If you need help outside of the school day or at the weekend you can contact Family Lives. They were previously know as Parentline Plus.
Tel: 0808 800 2222
SEN Advice for Welwyn and Hatfield - DSPL
The DSPL (Developing Special Provision Locally) are a group of professionals and parents that meet half termly to review and develop the range of provision and support services available to their local community that:
- Meets the needs of children and young people with special education needs and /or disabilities (SEND), aged 0-25, as close to home as possible.
- Improves outcomes for wellbeing and attainment
- Widens choice for children and parents/carers
- Removes barriers to learning
- Uses resources more effectively
Contact Mr Sal the school's SENCo through firstname.lastname@example.org
Hertfordshire Autism Quality Offer
The Hertfordshire Autism Quality Offer aligns with the SEND Quality Offer - Hertfordshire’s statement on high quality provision and outcomes for children and young people with special educational needs and disabilities. The Autism Quality Offer describes the special educational provision that settings are encouraged to have available for children and young people who have autism or social communication needs and includes links to resources and training available to settings across Hertfordshire.
Log onto Herts Direct www.hertsdirect.org and click the link for Family/Child support for contacts to give support or advice with:
- Children's support groups
- SEN charities
- Domestic violence
- Food banks
- Practical Parenting Courses
- Bereavement support
Helping your child to read?
The English spelling code is one of the most complex in the world. It has evolved over hundreds of years and has had many different influences.
As a result, our words are made up of combinations of 44 different sounds but many of these sounds are spelt in different ways in different words.
Furthermore, we only have 26 letters to write these sounds down. This can lead to real confusion for children as letters combine together in different words to make different sounds.
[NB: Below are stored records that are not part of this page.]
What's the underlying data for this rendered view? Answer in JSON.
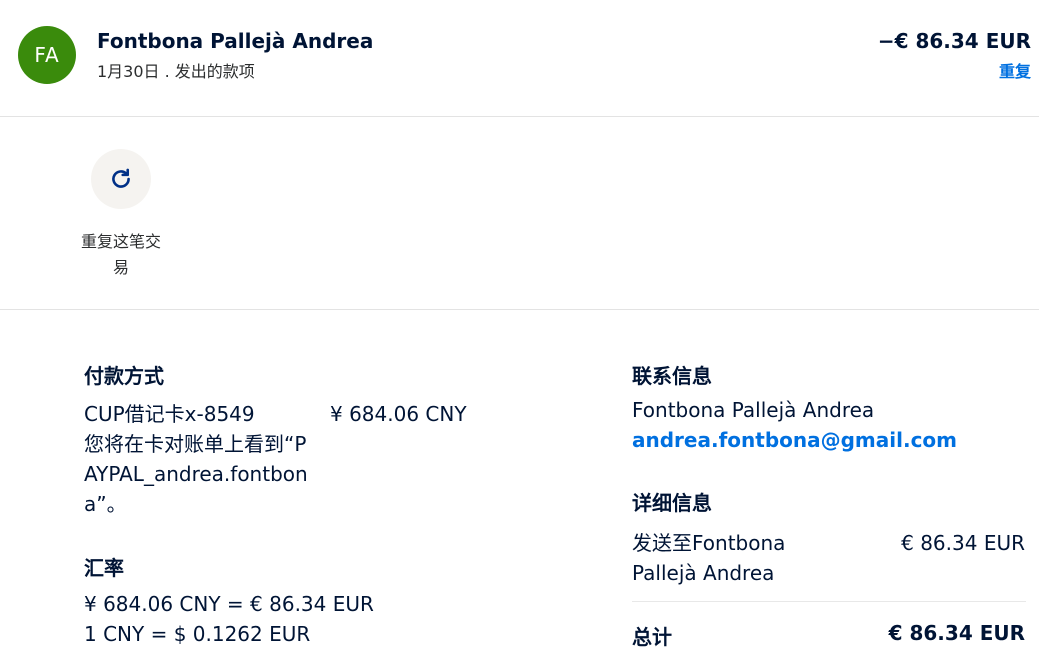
{
  "header": {
    "avatar_initials": "FA",
    "avatar_color": "#3a8b0c",
    "merchant_name": "Fontbona Pallejà Andrea",
    "subtitle": "1月30日 . 发出的款项",
    "amount": "−€ 86.34 EUR",
    "repeat_label": "重复"
  },
  "actions": {
    "repeat_icon": "refresh-icon",
    "repeat_transaction_label": "重复这笔交易"
  },
  "payment_method": {
    "title": "付款方式",
    "card": "CUP借记卡x-8549",
    "amount": "¥ 684.06 CNY",
    "statement_note": "您将在卡对账单上看到“PAYPAL_andrea.fontbona”。"
  },
  "exchange_rate": {
    "title": "汇率",
    "line1": "¥ 684.06 CNY = € 86.34 EUR",
    "line2": "1 CNY = $ 0.1262 EUR"
  },
  "contact": {
    "title": "联系信息",
    "name": "Fontbona Pallejà Andrea",
    "email": "andrea.fontbona@gmail.com"
  },
  "details": {
    "title": "详细信息",
    "sent_to": "发送至Fontbona Pallejà Andrea",
    "sent_amount": "€ 86.34 EUR",
    "total_label": "总计",
    "total_amount": "€ 86.34 EUR"
  },
  "colors": {
    "accent_link": "#0070e0",
    "text_primary": "#001435"
  }
}
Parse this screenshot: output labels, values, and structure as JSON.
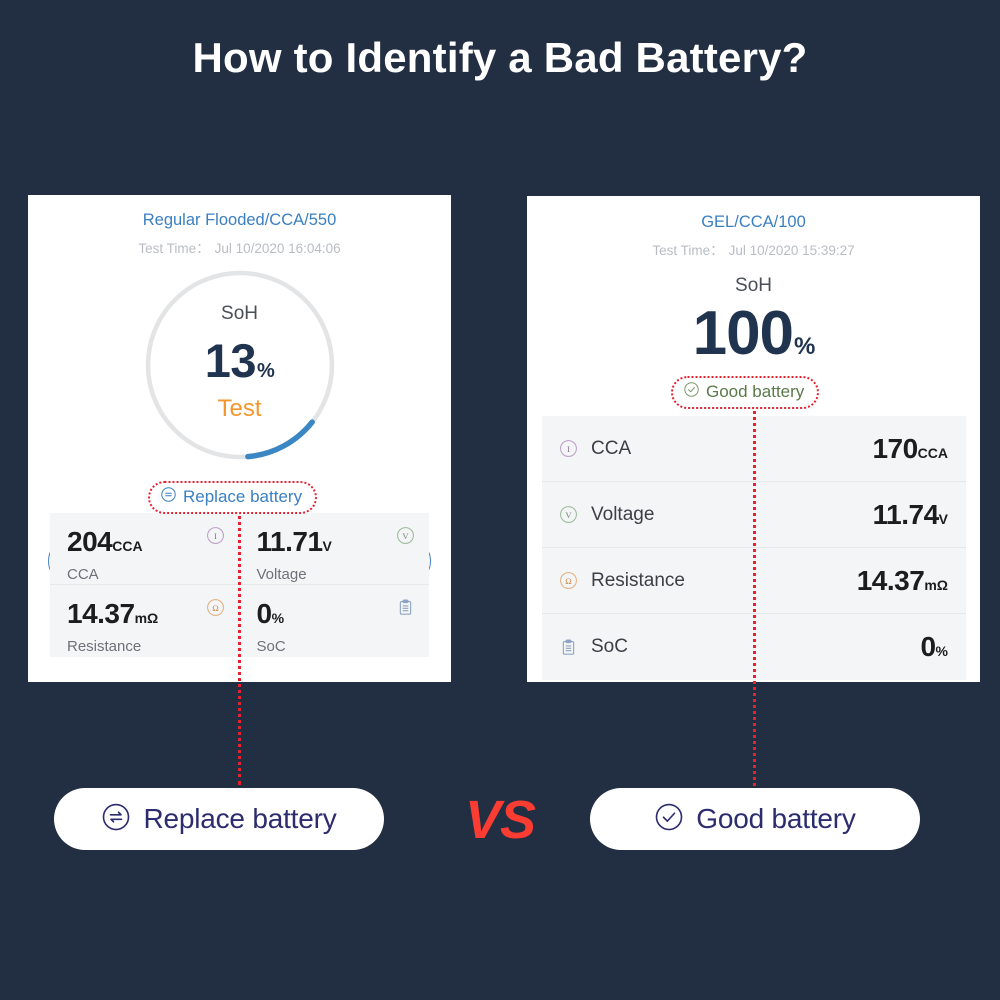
{
  "page": {
    "title": "How to Identify a Bad Battery?",
    "background_color": "#222e41",
    "vs_label": "VS",
    "accent_red": "#e8212f",
    "accent_blue": "#3a7fc1",
    "accent_green": "#5a7a4a",
    "accent_orange": "#f2972e"
  },
  "bad_card": {
    "title": "Regular Flooded/CCA/550",
    "test_time_label": "Test Time：",
    "test_time_value": "Jul 10/2020 16:04:06",
    "gauge": {
      "label": "SoH",
      "value": "13",
      "unit": "%",
      "percent": 13,
      "action_label": "Test",
      "track_color": "#e3e4e6",
      "arc_color": "#3a87c4"
    },
    "left_icon": "link-icon",
    "right_icon": "share-icon",
    "status": {
      "icon": "replace-battery-icon",
      "text": "Replace battery"
    },
    "metrics": [
      {
        "icon": "current-icon",
        "value": "204",
        "unit": "CCA",
        "name": "CCA"
      },
      {
        "icon": "voltage-icon",
        "value": "11.71",
        "unit": "V",
        "name": "Voltage"
      },
      {
        "icon": "resistance-icon",
        "value": "14.37",
        "unit": "mΩ",
        "name": "Resistance"
      },
      {
        "icon": "soc-icon",
        "value": "0",
        "unit": "%",
        "name": "SoC"
      }
    ]
  },
  "good_card": {
    "title": "GEL/CCA/100",
    "test_time_label": "Test Time：",
    "test_time_value": "Jul 10/2020 15:39:27",
    "soh": {
      "label": "SoH",
      "value": "100",
      "unit": "%"
    },
    "status": {
      "icon": "good-battery-icon",
      "text": "Good battery"
    },
    "metrics": [
      {
        "icon": "current-icon",
        "name": "CCA",
        "value": "170",
        "unit": "CCA"
      },
      {
        "icon": "voltage-icon",
        "name": "Voltage",
        "value": "11.74",
        "unit": "V"
      },
      {
        "icon": "resistance-icon",
        "name": "Resistance",
        "value": "14.37",
        "unit": "mΩ"
      },
      {
        "icon": "soc-icon",
        "name": "SoC",
        "value": "0",
        "unit": "%"
      }
    ]
  },
  "conclusion": {
    "bad": {
      "icon": "replace-battery-icon",
      "text": "Replace battery"
    },
    "good": {
      "icon": "good-battery-icon",
      "text": "Good battery"
    }
  }
}
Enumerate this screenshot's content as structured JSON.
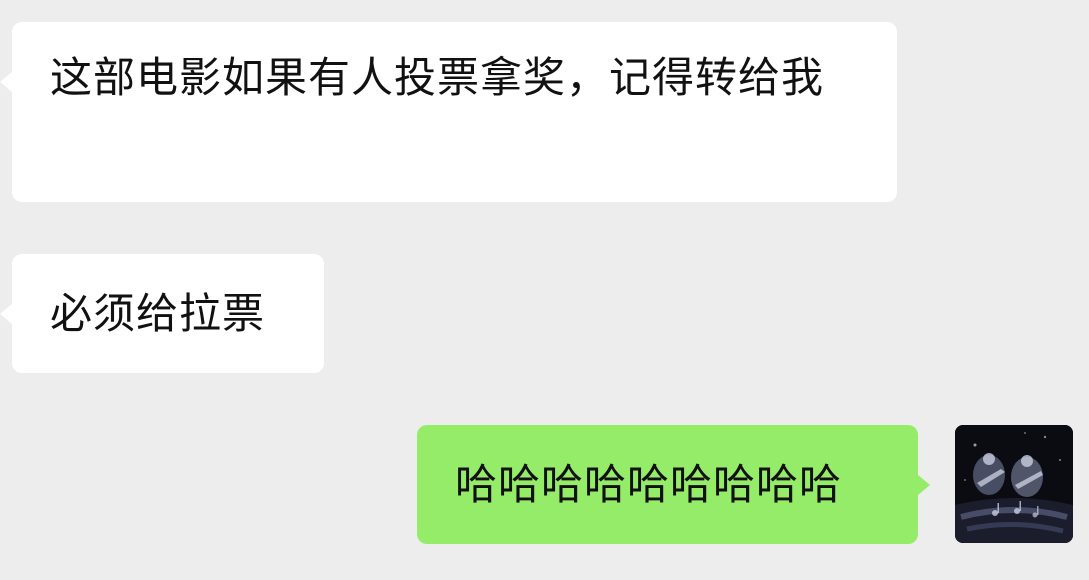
{
  "chat": {
    "messages": [
      {
        "sender": "other",
        "text": "这部电影如果有人投票拿奖，记得转给我"
      },
      {
        "sender": "other",
        "text": "必须给拉票"
      },
      {
        "sender": "self",
        "text": "哈哈哈哈哈哈哈哈哈"
      }
    ]
  },
  "colors": {
    "background": "#ededed",
    "incoming_bubble": "#ffffff",
    "outgoing_bubble": "#95ec69",
    "text": "#111111"
  },
  "icons": {
    "self_avatar": "avatar-photo"
  }
}
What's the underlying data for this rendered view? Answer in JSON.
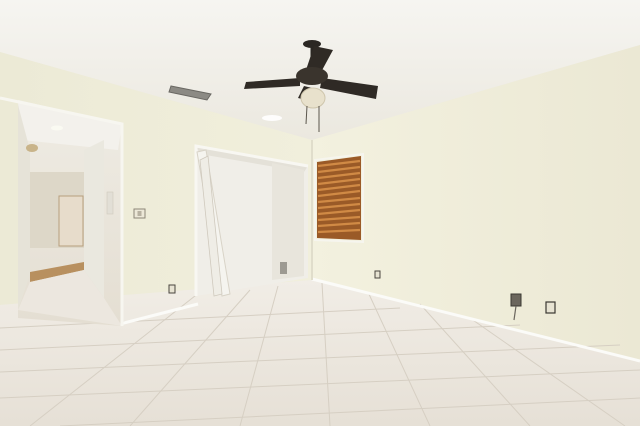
{
  "scene": {
    "description_type": "photo",
    "colors": {
      "ceiling": "#f4f2ec",
      "wall_left": "#efedd9",
      "wall_right": "#f1efdc",
      "closet_interior": "#f0eee8",
      "floor": "#ece7df",
      "grout": "#d9d2c6",
      "hallway_wall": "#e9e7e0",
      "hallway_floor": "#b48a5c",
      "blinds": "#b87236",
      "fan_blades": "#2b2723",
      "fan_globe": "#e8e1cc",
      "baseboard": "#ffffff"
    },
    "icons": [
      "ceiling-fan-icon",
      "window-blinds-icon",
      "air-vent-icon",
      "light-switch-icon",
      "outlet-icon"
    ]
  }
}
For example, the letter ‘a’ sometimes makes the sound /a/ (c-a-t), or, with other letters, the sound /ay/ (d-ay) or the sound ‘air’ (f-air). This can be overwhelming.
In order to help the children conquer this complex code, we teach it to them systematically, based around a system based on a programme called Letters and Sounds
For more information please speak to your child's class teacher.
What about understanding?
Being able to decode a text alone is not enough.
Children need to comprehend what they are reading and need to be actively taught key comprehension skills from a very early age.
We do this through comprehension activities linked to the stories the children come to read wand also through a range of different literacy activities based around core texts shared with the children in class.
We know that good readers question, check and engage with their own understanding – these are some of the skills we seek to develop.
We know that decoding and comprehension should not be taught in linear progression but need to be taught simultaneously.
Always check that your child has 'taken-in' and understood what they have read.
How else can you help at home?
There is much you can do to support your child at home.
- Talk to them! The most important thing you can do is to talk to your child and listen to them when they are talking to you. Try to extend their vocabulary range and their skill at talking in increasingly more complex sentences. For example, try to teach them alternative words for ideas, or nouns they already know.
- Read to them and always discuss the story you are reading to try to build your child’s comprehension skills and understanding.
- Practise the sounds they know at home. There are flashcards available to buy from the office.
- Listen to your child read every night. Find a quiet time to hear your child read and use lots and lots of praise to encourage them.
Look out for our Reading Workshops for parents and carers, where you can find out more details of how to help at home. Click here for some further ideas
If you need further advice or help with how best to help, please do ask your child’s class teacher who will be really happy to meet with you.